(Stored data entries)
--------
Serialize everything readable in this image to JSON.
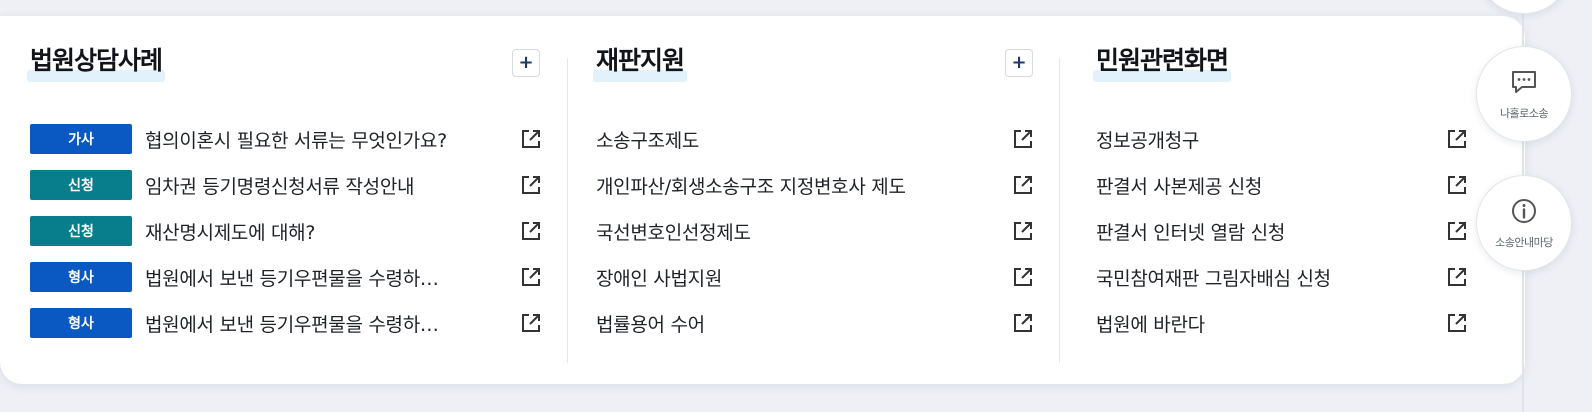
{
  "colors": {
    "tag_blue": "#0a58c2",
    "tag_teal": "#087d8c",
    "title_highlight": "#e2f1fb"
  },
  "sections": [
    {
      "title": "법원상담사례",
      "plus_label": "+",
      "items": [
        {
          "tag": "가사",
          "tag_color": "blue",
          "text": "협의이혼시 필요한 서류는 무엇인가요?",
          "icon": "external-link-icon"
        },
        {
          "tag": "신청",
          "tag_color": "teal",
          "text": "임차권 등기명령신청서류 작성안내",
          "icon": "external-link-icon"
        },
        {
          "tag": "신청",
          "tag_color": "teal",
          "text": "재산명시제도에 대해?",
          "icon": "external-link-icon"
        },
        {
          "tag": "형사",
          "tag_color": "blue",
          "text": "법원에서 보낸 등기우편물을 수령하…",
          "icon": "external-link-icon"
        },
        {
          "tag": "형사",
          "tag_color": "blue",
          "text": "법원에서 보낸 등기우편물을 수령하…",
          "icon": "external-link-icon"
        }
      ]
    },
    {
      "title": "재판지원",
      "plus_label": "+",
      "items": [
        {
          "text": "소송구조제도",
          "icon": "external-link-icon"
        },
        {
          "text": "개인파산/회생소송구조 지정변호사 제도",
          "icon": "external-link-icon"
        },
        {
          "text": "국선변호인선정제도",
          "icon": "external-link-icon"
        },
        {
          "text": "장애인 사법지원",
          "icon": "external-link-icon"
        },
        {
          "text": "법률용어 수어",
          "icon": "external-link-icon"
        }
      ]
    },
    {
      "title": "민원관련화면",
      "items": [
        {
          "text": "정보공개청구",
          "icon": "external-link-icon"
        },
        {
          "text": "판결서 사본제공 신청",
          "icon": "external-link-icon"
        },
        {
          "text": "판결서 인터넷 열람 신청",
          "icon": "external-link-icon"
        },
        {
          "text": "국민참여재판 그림자배심 신청",
          "icon": "external-link-icon"
        },
        {
          "text": "법원에 바란다",
          "icon": "external-link-icon"
        }
      ]
    }
  ],
  "side_rail": [
    {
      "label": "나홀로소송",
      "icon": "chat-bubble-icon"
    },
    {
      "label": "소송안내마당",
      "icon": "info-circle-icon"
    }
  ]
}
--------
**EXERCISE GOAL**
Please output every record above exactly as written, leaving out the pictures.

**ANSWER FOR THIS EXERCISE**
Serialize everything readable in this image to JSON.
{
  "colors": {
    "tag_blue": "#0a58c2",
    "tag_teal": "#087d8c",
    "title_highlight": "#e2f1fb"
  },
  "sections": [
    {
      "title": "법원상담사례",
      "plus_label": "+",
      "items": [
        {
          "tag": "가사",
          "tag_color": "blue",
          "text": "협의이혼시 필요한 서류는 무엇인가요?",
          "icon": "external-link-icon"
        },
        {
          "tag": "신청",
          "tag_color": "teal",
          "text": "임차권 등기명령신청서류 작성안내",
          "icon": "external-link-icon"
        },
        {
          "tag": "신청",
          "tag_color": "teal",
          "text": "재산명시제도에 대해?",
          "icon": "external-link-icon"
        },
        {
          "tag": "형사",
          "tag_color": "blue",
          "text": "법원에서 보낸 등기우편물을 수령하…",
          "icon": "external-link-icon"
        },
        {
          "tag": "형사",
          "tag_color": "blue",
          "text": "법원에서 보낸 등기우편물을 수령하…",
          "icon": "external-link-icon"
        }
      ]
    },
    {
      "title": "재판지원",
      "plus_label": "+",
      "items": [
        {
          "text": "소송구조제도",
          "icon": "external-link-icon"
        },
        {
          "text": "개인파산/회생소송구조 지정변호사 제도",
          "icon": "external-link-icon"
        },
        {
          "text": "국선변호인선정제도",
          "icon": "external-link-icon"
        },
        {
          "text": "장애인 사법지원",
          "icon": "external-link-icon"
        },
        {
          "text": "법률용어 수어",
          "icon": "external-link-icon"
        }
      ]
    },
    {
      "title": "민원관련화면",
      "items": [
        {
          "text": "정보공개청구",
          "icon": "external-link-icon"
        },
        {
          "text": "판결서 사본제공 신청",
          "icon": "external-link-icon"
        },
        {
          "text": "판결서 인터넷 열람 신청",
          "icon": "external-link-icon"
        },
        {
          "text": "국민참여재판 그림자배심 신청",
          "icon": "external-link-icon"
        },
        {
          "text": "법원에 바란다",
          "icon": "external-link-icon"
        }
      ]
    }
  ],
  "side_rail": [
    {
      "label": "나홀로소송",
      "icon": "chat-bubble-icon"
    },
    {
      "label": "소송안내마당",
      "icon": "info-circle-icon"
    }
  ]
}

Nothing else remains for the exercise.